If this were the only volunteer work Rory did in the park, he would be worthy of this award. However, Rory is a much more involved in the Park than just this project. During one of the picnic building work events, Rory reached out to me an apologized that he had not gotten out onto the trails to clean them up and have them ready for the visiting public.
Deception Pass State Park has approximately 40 miles of hiking trails. During the summer of 2021, as he worked around his picnic table efforts, Rory could be seen in many areas of the park trimming back undergrowth so there is great trail visibility for hiking and enough room on the trails so visitors can pass by one another. The great thing is Rory is aware of when hikers plan to show up in the park. Rory gets much of this work done early in the day as to not infringe upon peaceful hikes.

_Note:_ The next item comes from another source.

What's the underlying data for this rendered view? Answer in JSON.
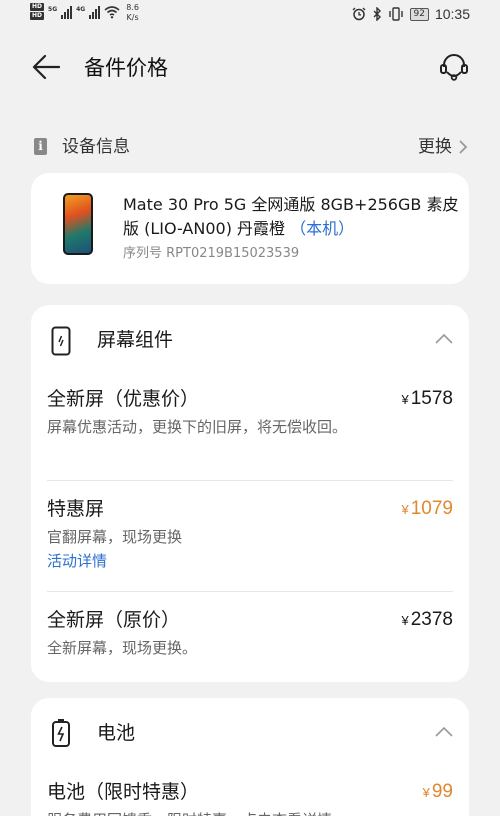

However, this is not the only work Rory has done in the park. He is relied upon heavily by the Deception Pass Park Foundation to do much of the heavy lifting. This may be taking old appliances out of the park to be recycled because they are no longer serviceable. This includes picking up and installing new appliances for the foundation store. It includes leading large work groups to remove dangerous and dilapidated structures like the old children’s playset at Bowman Bay or the old cook shelter at the Quarry Pond Park residence. Finally, the annual winter storm campground clean-up. This effort takes place every year in January, February, and March following the storm season. As we approach a new storm season, I think back at the devastation that took place on January 12, 2021, with the 82 mile per hour windstorm at Deception Pass. This storm destroyed many parts of the park and Rory was immediately volunteering to help get the park ready for the camping season that starts promptly on April 1 of each year. His efforts are commendable.

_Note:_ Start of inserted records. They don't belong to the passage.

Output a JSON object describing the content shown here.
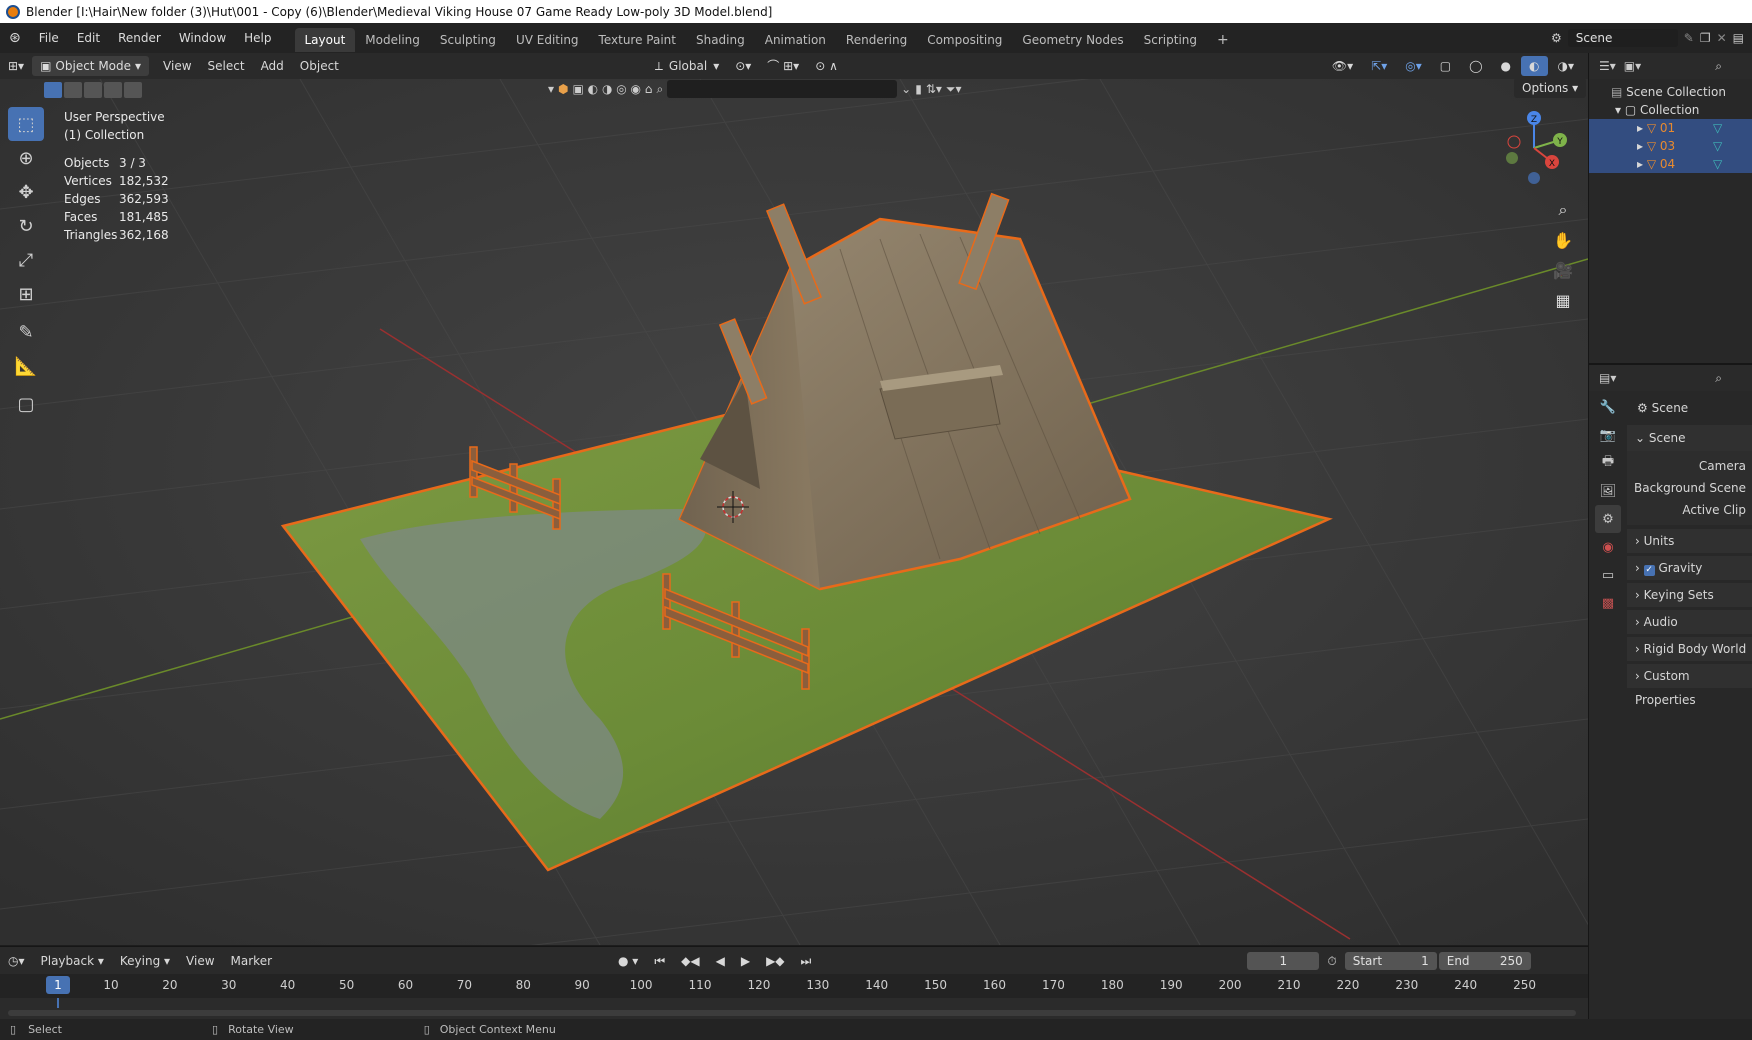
{
  "window": {
    "title": "Blender [I:\\Hair\\New folder (3)\\Hut\\001 - Copy (6)\\Blender\\Medieval Viking House 07 Game Ready Low-poly 3D Model.blend]"
  },
  "menu": [
    "File",
    "Edit",
    "Render",
    "Window",
    "Help"
  ],
  "workspaces": [
    "Layout",
    "Modeling",
    "Sculpting",
    "UV Editing",
    "Texture Paint",
    "Shading",
    "Animation",
    "Rendering",
    "Compositing",
    "Geometry Nodes",
    "Scripting"
  ],
  "active_workspace": "Layout",
  "add_workspace": "+",
  "scene_selector": "Scene",
  "header3d": {
    "mode": "Object Mode",
    "menus": [
      "View",
      "Select",
      "Add",
      "Object"
    ],
    "orientation": "Global",
    "options": "Options"
  },
  "viewport": {
    "perspective": "User Perspective",
    "collection": "(1) Collection",
    "stats": [
      {
        "k": "Objects",
        "v": "3 / 3"
      },
      {
        "k": "Vertices",
        "v": "182,532"
      },
      {
        "k": "Edges",
        "v": "362,593"
      },
      {
        "k": "Faces",
        "v": "181,485"
      },
      {
        "k": "Triangles",
        "v": "362,168"
      }
    ],
    "axis_labels": {
      "z": "Z",
      "y": "Y",
      "x": "X"
    }
  },
  "outliner": {
    "scene_collection": "Scene Collection",
    "collection": "Collection",
    "objects": [
      "01",
      "03",
      "04"
    ]
  },
  "properties": {
    "breadcrumb": "Scene",
    "panel": "Scene",
    "fields": [
      "Camera",
      "Background Scene",
      "Active Clip"
    ],
    "subpanels": [
      "Units",
      "Gravity",
      "Keying Sets",
      "Audio",
      "Rigid Body World",
      "Custom Properties"
    ],
    "gravity_checked": true
  },
  "timeline": {
    "menus": [
      "Playback",
      "Keying",
      "View",
      "Marker"
    ],
    "current_frame": "1",
    "start_label": "Start",
    "start": "1",
    "end_label": "End",
    "end": "250",
    "ticks": [
      "1",
      "10",
      "20",
      "30",
      "40",
      "50",
      "60",
      "70",
      "80",
      "90",
      "100",
      "110",
      "120",
      "130",
      "140",
      "150",
      "160",
      "170",
      "180",
      "190",
      "200",
      "210",
      "220",
      "230",
      "240",
      "250"
    ]
  },
  "statusbar": [
    "Select",
    "Rotate View",
    "Object Context Menu"
  ],
  "colors": {
    "accent": "#4772b3",
    "selection_outline": "#e86a1a",
    "grass": "#6f8f3a",
    "wood": "#8a7a62"
  }
}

In closing, Rory is an individual of impeccable character. He is a thoughtful person who considers others’ thoughts, feelings, and opinions before acting. I think about the first sentence of our own mission statement by the Washington State Parks and Recreation Commission to care “for Washington’s most treasured lands, waters, and historic places.” Rory epitomizes that goal and would represent the agency at the highest level. Rory embodies many of our core values as he volunteers in the park: commitment to stewardship that transmits high quality park assets for future generations, dedication to outdoor recreation and public enjoyment that welcomes all our citizens to their public parks, excellence in all we do, and support for one another. So far, in 2021, Rory has volunteered 58 days in the park.

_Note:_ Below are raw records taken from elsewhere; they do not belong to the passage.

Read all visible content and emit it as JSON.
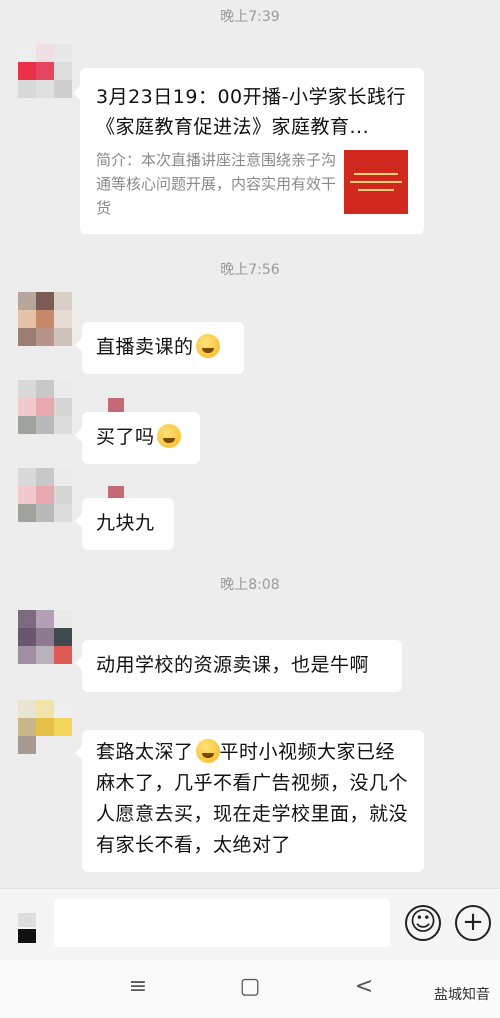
{
  "timestamps": [
    "晚上7:39",
    "晚上7:56",
    "晚上8:08"
  ],
  "link_card": {
    "title": "3月23日19：00开播-小学家长践行《家庭教育促进法》家庭教育...",
    "description": "简介：本次直播讲座注意围绕亲子沟通等核心问题开展，内容实用有效干货"
  },
  "messages": [
    {
      "text": "直播卖课的"
    },
    {
      "text": "买了吗"
    },
    {
      "text": "九块九"
    },
    {
      "text": "动用学校的资源卖课，也是牛啊"
    },
    {
      "text_before": "套路太深了",
      "text_after": "平时小视频大家已经麻木了，几乎不看广告视频，没几个人愿意去买，现在走学校里面，就没有家长不看，太绝对了"
    }
  ],
  "input_bar": {
    "emoji_button": "☺",
    "plus_button": "+"
  },
  "nav_bar": {
    "menu": "≡",
    "home": "▢",
    "back": "<"
  },
  "watermark": "盐城知音",
  "colors": {
    "background": "#ededed",
    "bubble": "#ffffff",
    "timestamp": "#9a9a9a"
  }
}
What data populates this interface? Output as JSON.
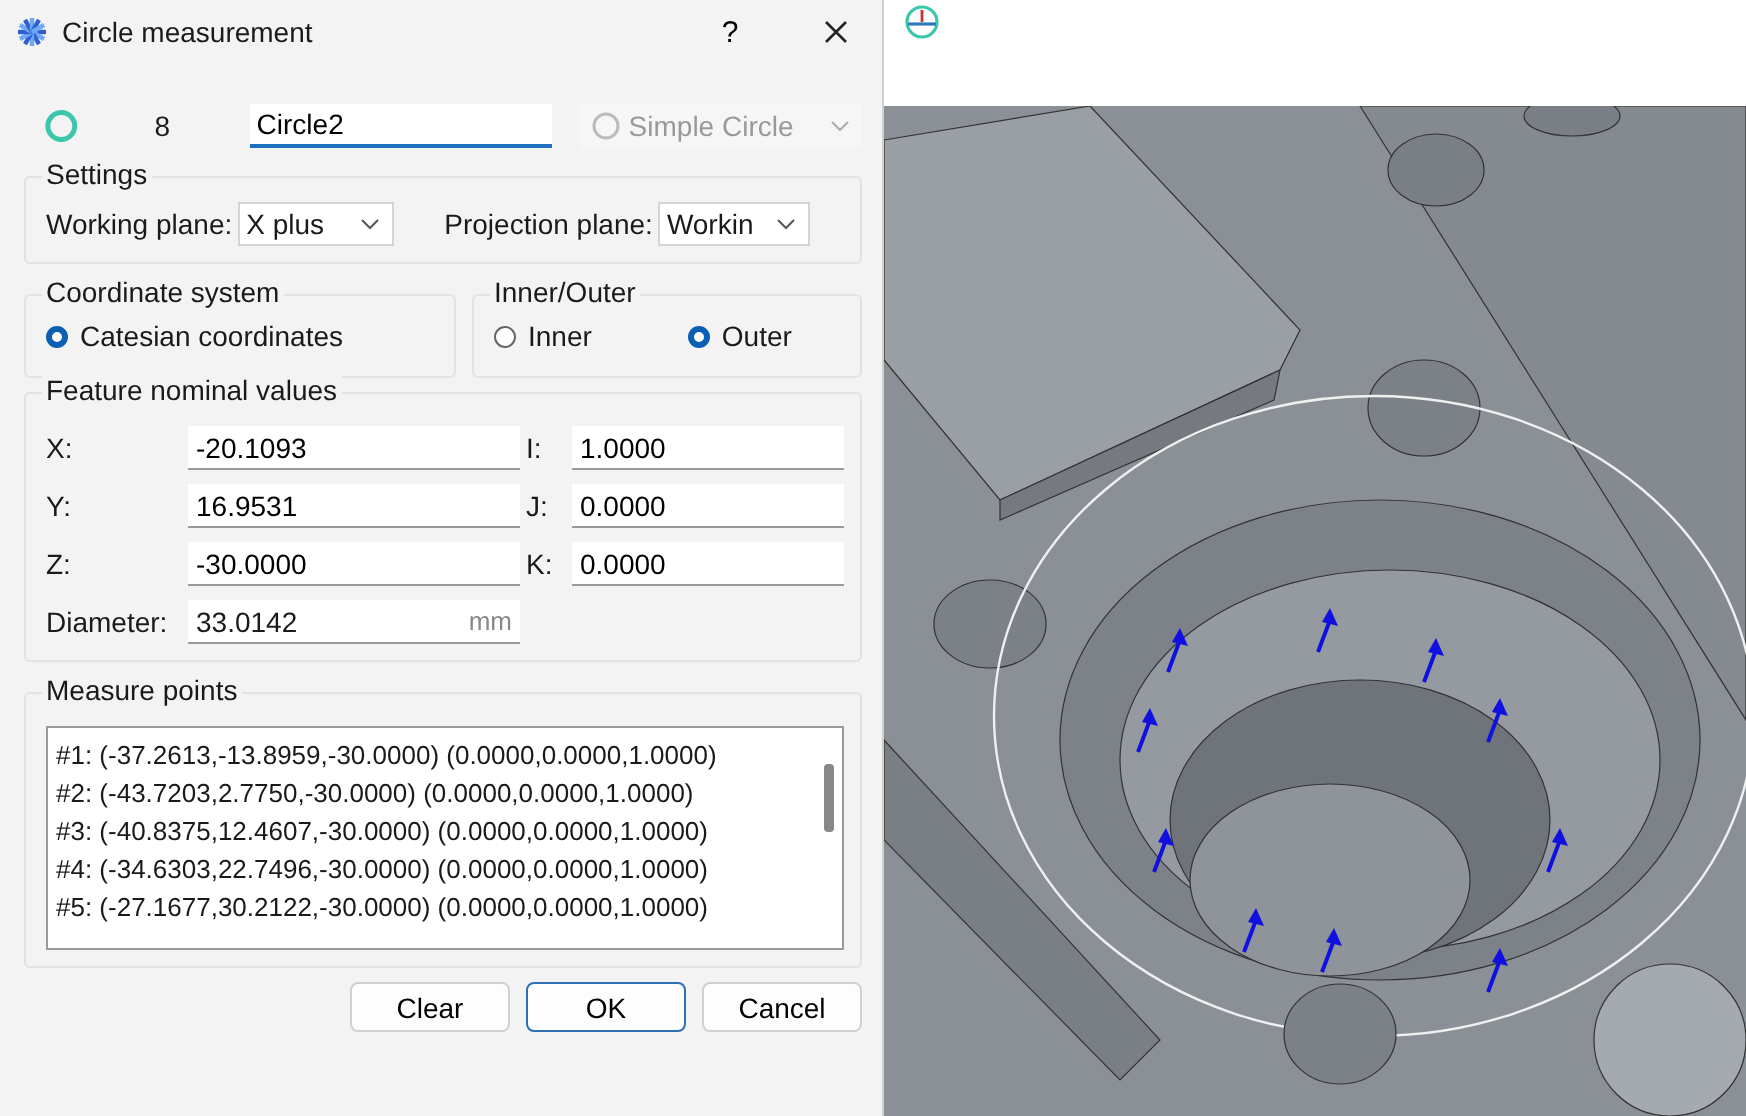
{
  "dialog": {
    "title": "Circle measurement",
    "help": "?"
  },
  "header": {
    "number": "8",
    "name": "Circle2",
    "type": "Simple Circle",
    "type_disabled": true
  },
  "settings": {
    "title": "Settings",
    "working_plane_label": "Working plane:",
    "working_plane": "X plus",
    "projection_plane_label": "Projection plane:",
    "projection_plane": "Workin"
  },
  "coordinate_system": {
    "title": "Coordinate system",
    "options": [
      {
        "label": "Catesian coordinates",
        "selected": true
      }
    ]
  },
  "inner_outer": {
    "title": "Inner/Outer",
    "options": [
      {
        "label": "Inner",
        "selected": false
      },
      {
        "label": "Outer",
        "selected": true
      }
    ]
  },
  "nominal": {
    "title": "Feature nominal values",
    "rows": [
      {
        "label": "X:",
        "value": "-20.1093",
        "dir_label": "I:",
        "dir_value": "1.0000"
      },
      {
        "label": "Y:",
        "value": "16.9531",
        "dir_label": "J:",
        "dir_value": "0.0000"
      },
      {
        "label": "Z:",
        "value": "-30.0000",
        "dir_label": "K:",
        "dir_value": "0.0000"
      }
    ],
    "diameter": {
      "label": "Diameter:",
      "value": "33.0142",
      "unit": "mm"
    }
  },
  "measure_points": {
    "title": "Measure points",
    "rows": [
      "#1: (-37.2613,-13.8959,-30.0000) (0.0000,0.0000,1.0000)",
      "#2: (-43.7203,2.7750,-30.0000) (0.0000,0.0000,1.0000)",
      "#3: (-40.8375,12.4607,-30.0000) (0.0000,0.0000,1.0000)",
      "#4: (-34.6303,22.7496,-30.0000) (0.0000,0.0000,1.0000)",
      "#5: (-27.1677,30.2122,-30.0000) (0.0000,0.0000,1.0000)"
    ]
  },
  "buttons": [
    {
      "label": "Clear",
      "default": false
    },
    {
      "label": "OK",
      "default": true
    },
    {
      "label": "Cancel",
      "default": false
    }
  ]
}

Rory is a treasured asset to this park and the community. Without volunteers like Rory, this park would struggle to stay on top of the maintenance required for the 360 campsites, over 600 picnic tables, over 100 buildings, and the 40 plus miles of hiking trails. Rory epitomizes the type of individual that Washington State Parks seeks and treasures to maintain our parks and focus their efforts toward excellent stewardship of park resources.